What you return should match the data below exactly, with no pictures in it.
------------------------------
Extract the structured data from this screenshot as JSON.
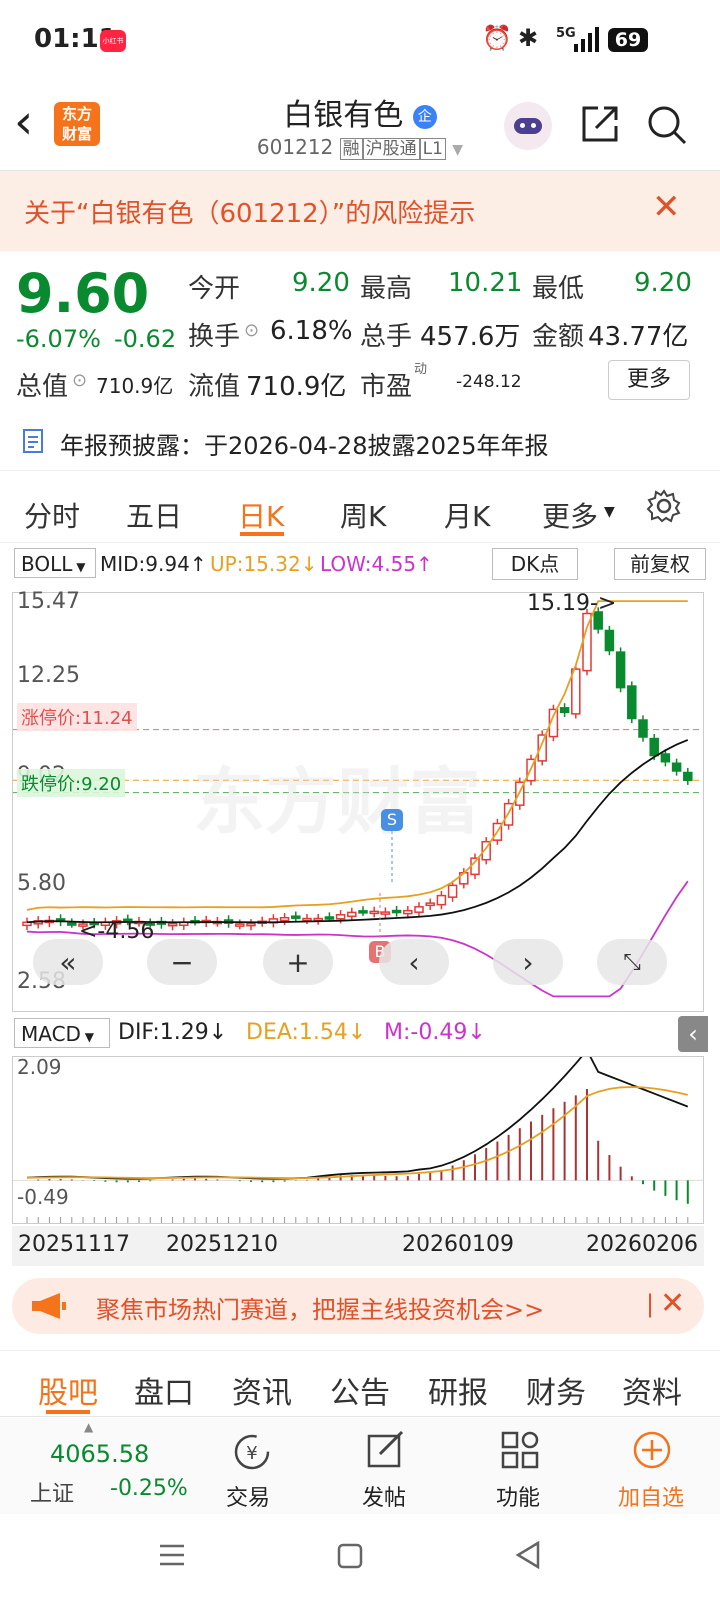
{
  "status_bar": {
    "time": "01:11",
    "app_badge": "小红书",
    "network": "5G",
    "battery": "69"
  },
  "header": {
    "title": "白银有色",
    "title_badge": "企",
    "code": "601212",
    "tags": [
      "融",
      "沪股通",
      "L1"
    ],
    "logo_line1": "东方",
    "logo_line2": "财富"
  },
  "risk_banner": {
    "text": "关于“白银有色（601212）”的风险提示"
  },
  "quote": {
    "price": "9.60",
    "change_pct": "-6.07%",
    "change_amt": "-0.62",
    "open_label": "今开",
    "open": "9.20",
    "high_label": "最高",
    "high": "10.21",
    "low_label": "最低",
    "low": "9.20",
    "turnover_label": "换手",
    "turnover": "6.18%",
    "volume_label": "总手",
    "volume": "457.6万",
    "amount_label": "金额",
    "amount": "43.77亿",
    "mcap_label": "总值",
    "mcap": "710.9亿",
    "float_label": "流值",
    "float": "710.9亿",
    "pe_label": "市盈",
    "pe_sup": "动",
    "pe": "-248.12",
    "more_button": "更多"
  },
  "notice": {
    "text": "年报预披露：于2026-04-28披露2025年年报"
  },
  "kline_tabs": [
    "分时",
    "五日",
    "日K",
    "周K",
    "月K",
    "更多"
  ],
  "active_tab": "日K",
  "boll": {
    "selector": "BOLL",
    "mid": "MID:9.94↑",
    "up": "UP:15.32↓",
    "low": "LOW:4.55↑",
    "dk_button": "DK点",
    "adjust_button": "前复权"
  },
  "kchart": {
    "y_labels": [
      "15.47",
      "12.25",
      "9.02",
      "5.80",
      "2.58"
    ],
    "limit_up": "涨停价:11.24",
    "limit_down": "跌停价:9.20",
    "max_marker": "15.19->",
    "min_marker": "<-4.56",
    "signal_s": "S",
    "signal_b": "B",
    "watermark": "东方财富"
  },
  "macd": {
    "selector": "MACD",
    "dif": "DIF:1.29↓",
    "dea": "DEA:1.54↓",
    "m": "M:-0.49↓",
    "y_max": "2.09",
    "y_min": "-0.49"
  },
  "x_labels": [
    "20251117",
    "20251210",
    "20260109",
    "20260206"
  ],
  "promo": {
    "text": "聚焦市场热门赛道，把握主线投资机会>>"
  },
  "bottom_tabs": [
    "股吧",
    "盘口",
    "资讯",
    "公告",
    "研报",
    "财务",
    "资料"
  ],
  "bottom_nav": {
    "index_value": "4065.58",
    "index_name": "上证",
    "index_change": "-0.25%",
    "items": [
      "交易",
      "发帖",
      "功能",
      "加自选"
    ]
  },
  "colors": {
    "up": "#e53935",
    "down": "#0a8a2e",
    "accent": "#f5731b",
    "boll_up": "#e8a020",
    "boll_low": "#cc33cc"
  }
}
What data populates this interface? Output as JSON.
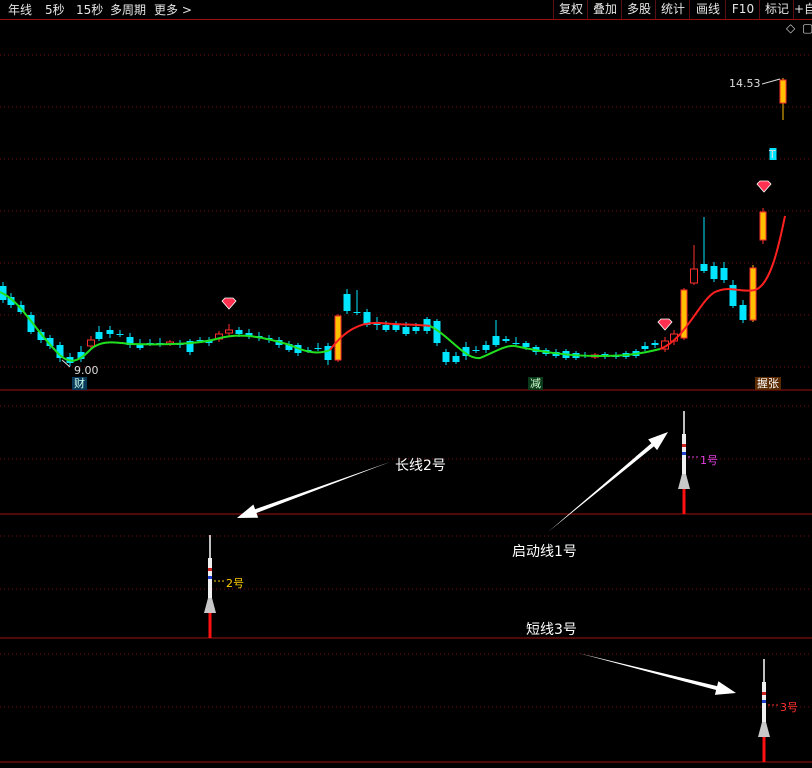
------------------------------
■ Reply to the exercise:
Extract the structured data from this screenshot as JSON.
{
  "status_bar": {
    "time": "01:11",
    "app_badge": "小红书",
    "network": "5G",
    "battery": "69"
  },
  "header": {
    "title": "白银有色",
    "title_badge": "企",
    "code": "601212",
    "tags": [
      "融",
      "沪股通",
      "L1"
    ],
    "logo_line1": "东方",
    "logo_line2": "财富"
  },
  "risk_banner": {
    "text": "关于“白银有色（601212）”的风险提示"
  },
  "quote": {
    "price": "9.60",
    "change_pct": "-6.07%",
    "change_amt": "-0.62",
    "open_label": "今开",
    "open": "9.20",
    "high_label": "最高",
    "high": "10.21",
    "low_label": "最低",
    "low": "9.20",
    "turnover_label": "换手",
    "turnover": "6.18%",
    "volume_label": "总手",
    "volume": "457.6万",
    "amount_label": "金额",
    "amount": "43.77亿",
    "mcap_label": "总值",
    "mcap": "710.9亿",
    "float_label": "流值",
    "float": "710.9亿",
    "pe_label": "市盈",
    "pe_sup": "动",
    "pe": "-248.12",
    "more_button": "更多"
  },
  "notice": {
    "text": "年报预披露：于2026-04-28披露2025年年报"
  },
  "kline_tabs": [
    "分时",
    "五日",
    "日K",
    "周K",
    "月K",
    "更多"
  ],
  "active_tab": "日K",
  "boll": {
    "selector": "BOLL",
    "mid": "MID:9.94↑",
    "up": "UP:15.32↓",
    "low": "LOW:4.55↑",
    "dk_button": "DK点",
    "adjust_button": "前复权"
  },
  "kchart": {
    "y_labels": [
      "15.47",
      "12.25",
      "9.02",
      "5.80",
      "2.58"
    ],
    "limit_up": "涨停价:11.24",
    "limit_down": "跌停价:9.20",
    "max_marker": "15.19->",
    "min_marker": "<-4.56",
    "signal_s": "S",
    "signal_b": "B",
    "watermark": "东方财富"
  },
  "macd": {
    "selector": "MACD",
    "dif": "DIF:1.29↓",
    "dea": "DEA:1.54↓",
    "m": "M:-0.49↓",
    "y_max": "2.09",
    "y_min": "-0.49"
  },
  "x_labels": [
    "20251117",
    "20251210",
    "20260109",
    "20260206"
  ],
  "promo": {
    "text": "聚焦市场热门赛道，把握主线投资机会>>"
  },
  "bottom_tabs": [
    "股吧",
    "盘口",
    "资讯",
    "公告",
    "研报",
    "财务",
    "资料"
  ],
  "bottom_nav": {
    "index_value": "4065.58",
    "index_name": "上证",
    "index_change": "-0.25%",
    "items": [
      "交易",
      "发帖",
      "功能",
      "加自选"
    ]
  },
  "colors": {
    "up": "#e53935",
    "down": "#0a8a2e",
    "accent": "#f5731b",
    "boll_up": "#e8a020",
    "boll_low": "#cc33cc"
  }
}
What data populates this interface? Output as JSON.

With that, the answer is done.